Page by page passed by as we watched the characters, Pig, Bear, Dog, Owl and Rabbit, waiting. As the children allowed their minds to blend with the story and illustrations, and with the use of their "Caldecott glasses," they noticed many things actually happened in the book.The seasons passed by. The weather changed. Gifts appeared. Friends came and left. We ended our story by walking over to the library windows and for exactly 62 seconds we stood quietly waiting and noticing what we could see.
There wasn't a peep.
Usually I don't write about the Caldecott Unit at the Lower School until after it's over and the children have voted for the book that they believe deserves the gold Caldecott Medal. But this year the children are all abuzz with the Caldecott books and Week 1/Book 1 brought a lot of excitement to the library. Before I tell you about Book 1, let me briefly explain about the Caldecott Medal. Each year, since 1937, this award has been given by the American Library Association to the best illustrated picture book of the preceding year. In the Aaron Kushner Library we have been doing this unit for over 24 years. The children symbolically don their "Caldecott Glasses" and focus on the countless details that one can see while looking at the picture books. We look at style, placement, size, color, font and much more. We look for the books where the illustrations match the text like a glove closely fits on your hand during the winter time. Then we vote.
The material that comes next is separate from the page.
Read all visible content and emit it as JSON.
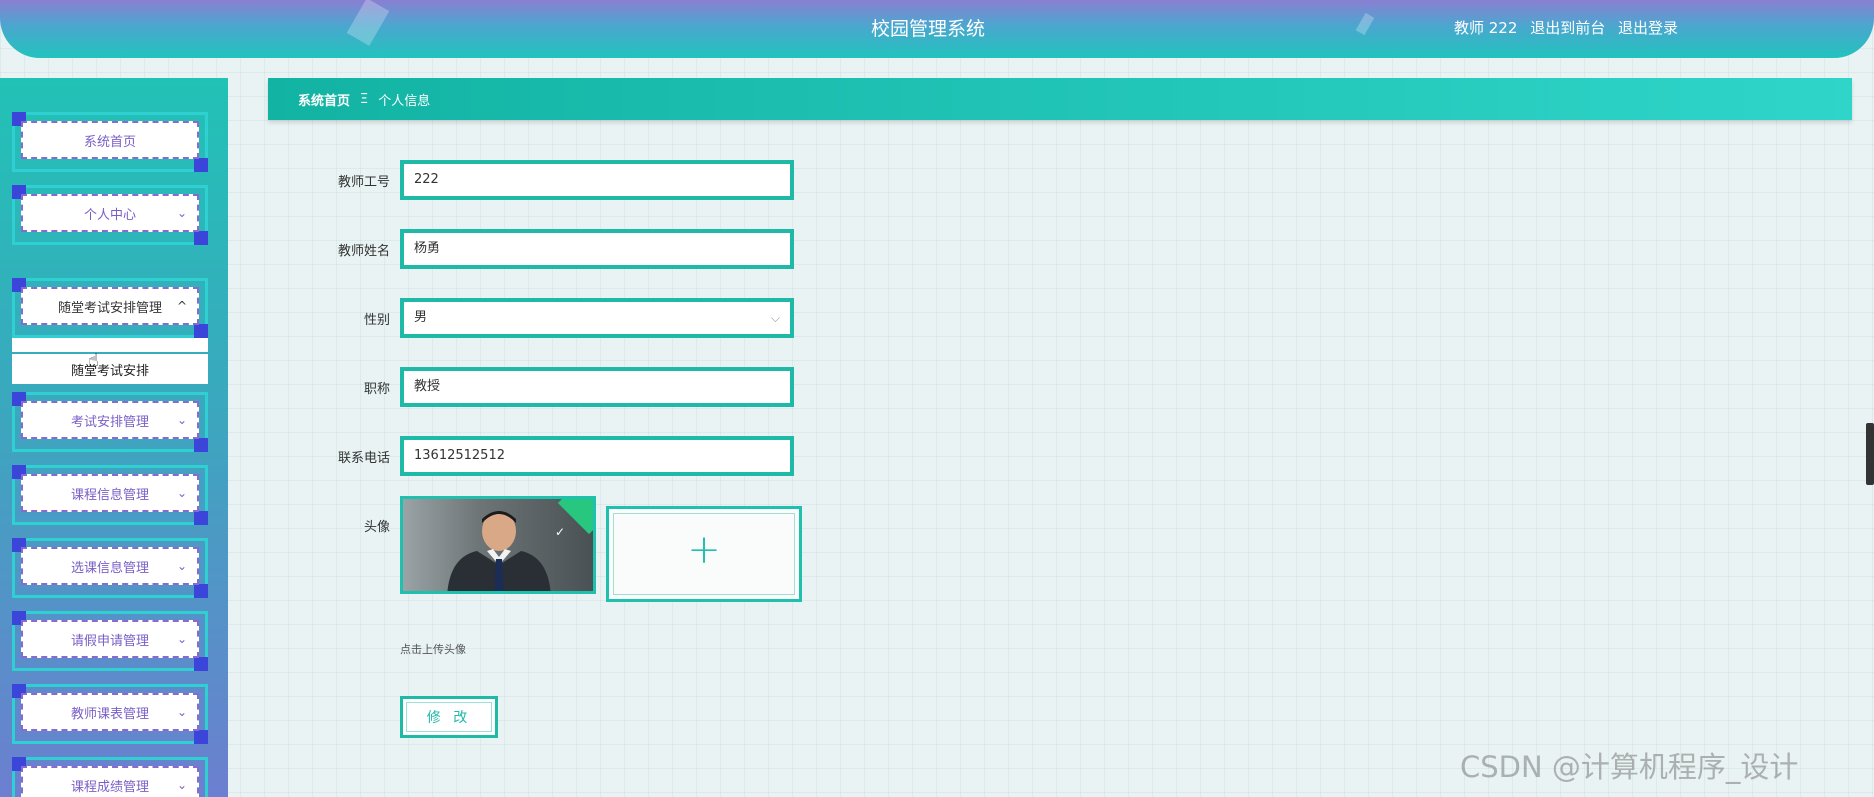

The first book of this unit for this school year was, Trombone Shorty written by Troy "Trombone Shorty" Andrews and illustrated by Bryan Collier. It opens up with a proper New Orleans greeting of hello, "Where y'at?" And from the time that I asked the kids to repeat this after me, we were in the swing of the book. Music pops out everywhere in this book from the title page where the letters of the title move up and down just like notes, to the transparent waves of music floating through the air to the cobble stoned streets which mark each beat of music. The children saw all of this while I read the story and then at the end we listened to a pounding video of Trombone Shorty playing in concert several years back. Take a look at one of the classes listening to the video...
...and then take a listen, https://www.youtube.com/watch?v=1yRhacGLGEs
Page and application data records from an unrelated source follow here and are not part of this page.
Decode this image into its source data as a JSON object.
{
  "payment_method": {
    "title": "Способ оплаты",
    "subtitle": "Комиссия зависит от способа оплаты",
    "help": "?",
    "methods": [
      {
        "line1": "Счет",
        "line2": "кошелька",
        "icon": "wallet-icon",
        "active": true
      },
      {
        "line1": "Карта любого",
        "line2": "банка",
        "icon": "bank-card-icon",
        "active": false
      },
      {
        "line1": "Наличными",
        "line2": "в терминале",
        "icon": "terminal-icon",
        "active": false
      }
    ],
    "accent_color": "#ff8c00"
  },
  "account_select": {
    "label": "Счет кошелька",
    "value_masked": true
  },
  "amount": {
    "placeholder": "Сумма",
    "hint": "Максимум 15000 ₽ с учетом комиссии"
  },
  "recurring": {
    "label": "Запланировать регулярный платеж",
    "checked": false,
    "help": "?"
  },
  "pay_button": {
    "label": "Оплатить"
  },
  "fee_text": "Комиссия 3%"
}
Class ended with the words, "But remember, don't make your mind up yet because we have three more books to look at!"
How much will his stories cost? "Whatever you think," said Rufus. "Surprise me." Rufus writes and illustrates four stories that are included in this book: Orange is the best color, The Wallet and the cat, Annie and the dancing teapot, Button, buttons, buttons. Here's a book that tells you how to imagine, read, write and illustrate. A perfect introduction to the joys of being a child author and illustrator.
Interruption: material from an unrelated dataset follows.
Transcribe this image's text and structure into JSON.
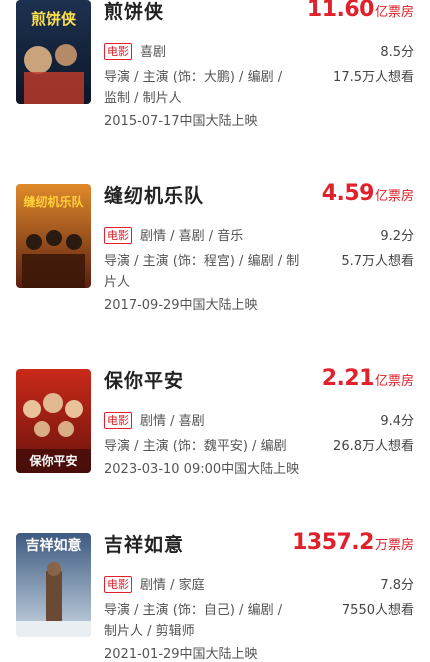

My students call me "Lori the Librarian." For the past 25 years I have had the best job as School Librarian in the Aaron Kushner Library for grades K-3 at the Solomon Schechter Day School of Greater Boston.